You've probably run into one of the many iconic posters of Gone with the Wind, so you recognize the scene: The two main characters, Scarlett O'Hara and Rhett Butler, locked in passionate embrace, staring deep into each other's eyes. You might know the last few scenes, in which Scarlett repeatedly tells Rhett how much she loves him and tries to keep him from leaving her. "Frankly, my dear, I don't give a damn." "Tomorrow is another day!" And certainly, those who haven't seen the movie believe that … more
Pros: characters and costumes Cons: ....... The Bottom Line: ___________ Women in love and men toting guns, thats what movies are about and Gone With The Wind is no exception. Ive heard a lot of people say this was one of the most successful movies ever made, dont know, coulda been. Gone With The Wind became a big fat epic that I dont think people expected. It came out in what - … more

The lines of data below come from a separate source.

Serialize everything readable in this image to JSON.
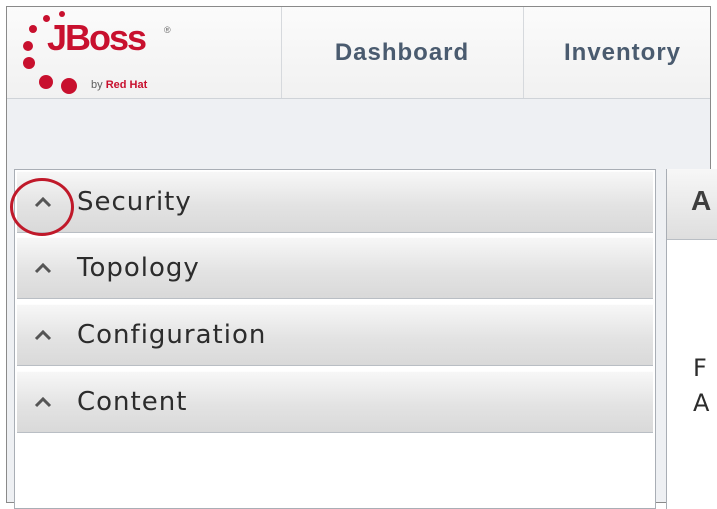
{
  "logo": {
    "brand": "JBoss",
    "registered": "®",
    "tagline_prefix": "by",
    "tagline_company": "Red Hat"
  },
  "nav": {
    "tabs": [
      {
        "label": "Dashboard"
      },
      {
        "label": "Inventory"
      }
    ]
  },
  "sidebar": {
    "sections": [
      {
        "label": "Security",
        "icon": "chevron-up-icon"
      },
      {
        "label": "Topology",
        "icon": "chevron-up-icon"
      },
      {
        "label": "Configuration",
        "icon": "chevron-up-icon"
      },
      {
        "label": "Content",
        "icon": "chevron-up-icon"
      }
    ]
  },
  "right_panel": {
    "header_fragment": "A",
    "line1_fragment": "F",
    "line2_fragment": "A"
  },
  "colors": {
    "brand_red": "#c8102e",
    "nav_text": "#4a5b6f",
    "highlight_ring": "#c0192a"
  }
}
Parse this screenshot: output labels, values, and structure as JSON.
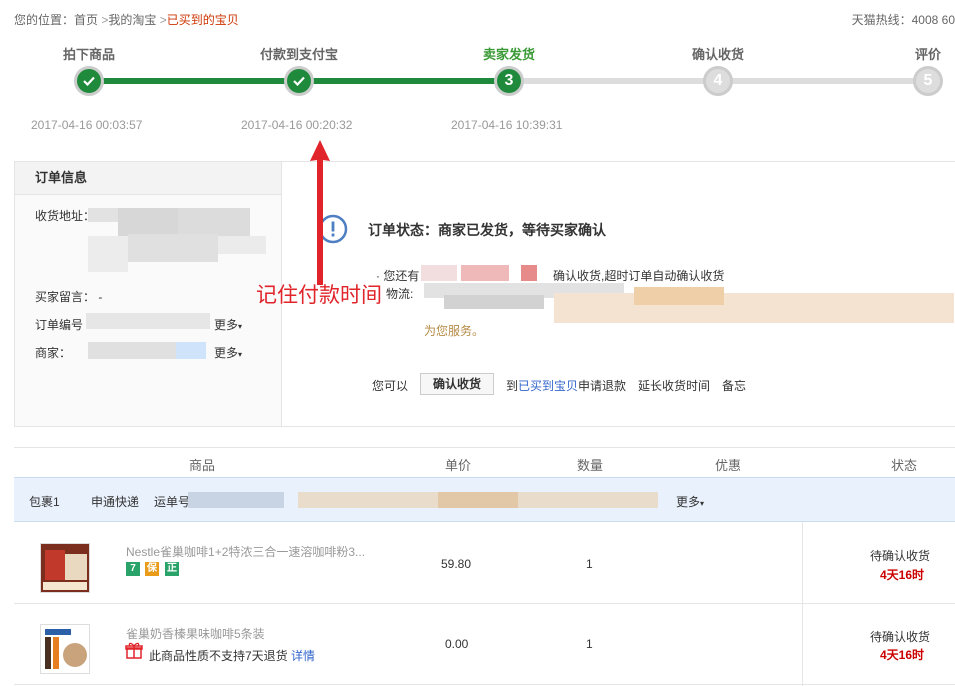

I have probably seen all or part of this film on more than a dozen occasions but not for several years until I recently checked it out in DVD format. The production values have never looked more vivid. The scope of the story and the scale of telling it are truly epic. The performances by Clark Gable and Leslie Howard are as impressive as ever. A number of supporting actors are first-rate. A number of scenes have retained their visual impact. And yet....I now think this highly praised film (ranked … more
Is this a great movie? Absolutely!!! Maybe the acting isn't the greatest, its a one-sided view of history, and we all know that Vivien Leigh and Clark Gable didn't like each other. But oh, the spectacle! The story! The dresses! It is an unforgettable movie, and one which will never fade as an all time favourite. And anyone who calls themselves a movie buff, or someone who just wants to lose themselves in another world for some 4 hours, cannot go by this as great entertainment.

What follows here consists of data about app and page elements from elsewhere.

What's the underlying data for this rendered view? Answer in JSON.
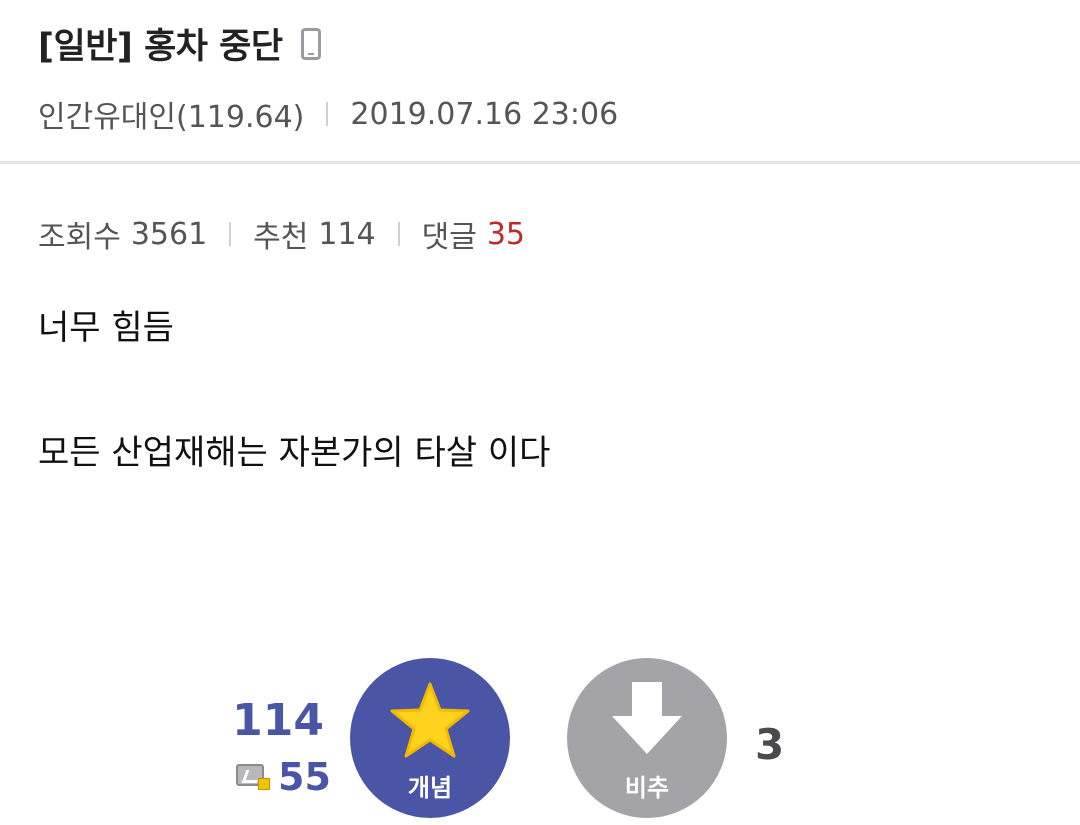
{
  "post": {
    "title": "[일반] 홍차 중단",
    "device_icon": "mobile-phone-icon",
    "author": "인간유대인(119.64)",
    "date": "2019.07.16 23:06",
    "stats": {
      "views_label": "조회수",
      "views": "3561",
      "recommend_label": "추천",
      "recommend": "114",
      "comments_label": "댓글",
      "comments": "35"
    },
    "body_lines": [
      "너무 힘듬",
      "모든 산업재해는 자본가의 타살 이다"
    ]
  },
  "vote": {
    "up_count": "114",
    "fixed_icon": "fixed-user-icon",
    "fixed_count": "55",
    "up_label": "개념",
    "up_icon": "star-icon",
    "down_label": "비추",
    "down_icon": "arrow-down-icon",
    "down_count": "3"
  },
  "colors": {
    "accent": "#4a56a5",
    "comment_count": "#c0292b",
    "down_button": "#a3a3a8"
  }
}
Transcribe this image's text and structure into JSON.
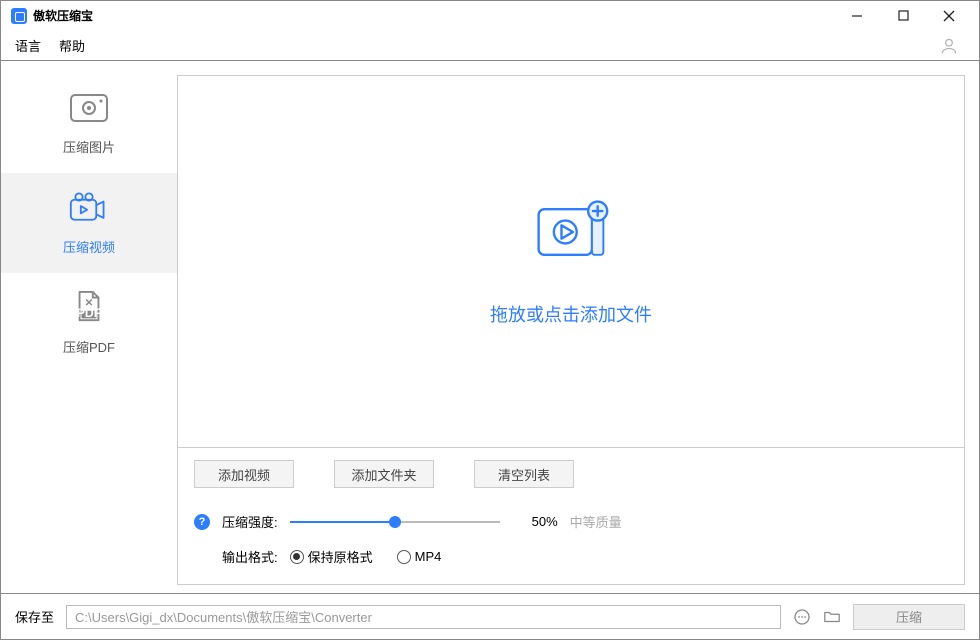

David O. Selznick wantedGone with the Windto be somehow more than a movie, a film that would broaden the very idea of what a film could be and do and look like. In many respects he got what he worked so hard to achieve in this 1939 epic (and all-time box-office champ in terms of tickets sold), and in some respects he fell far short of the goal. While the first half of this Civil War drama is taut and suspenseful and nostalgic, the second is ramshackle and arbitrary. But there's no question that the film is an enormous achievement in terms of its every resource--art direction, color, sound, cinematography--being pushed to new limits for the greater glory of telling an American story as fully as possible. Vivien Leigh is still magnificently narcissistic, Olivia de Havilland angelic and lovely, Leslie Howard reckless and aristocratic. As for Clark Gable: we're talking one of the most vital, masculine performances ever committed to film.--Tom Keogh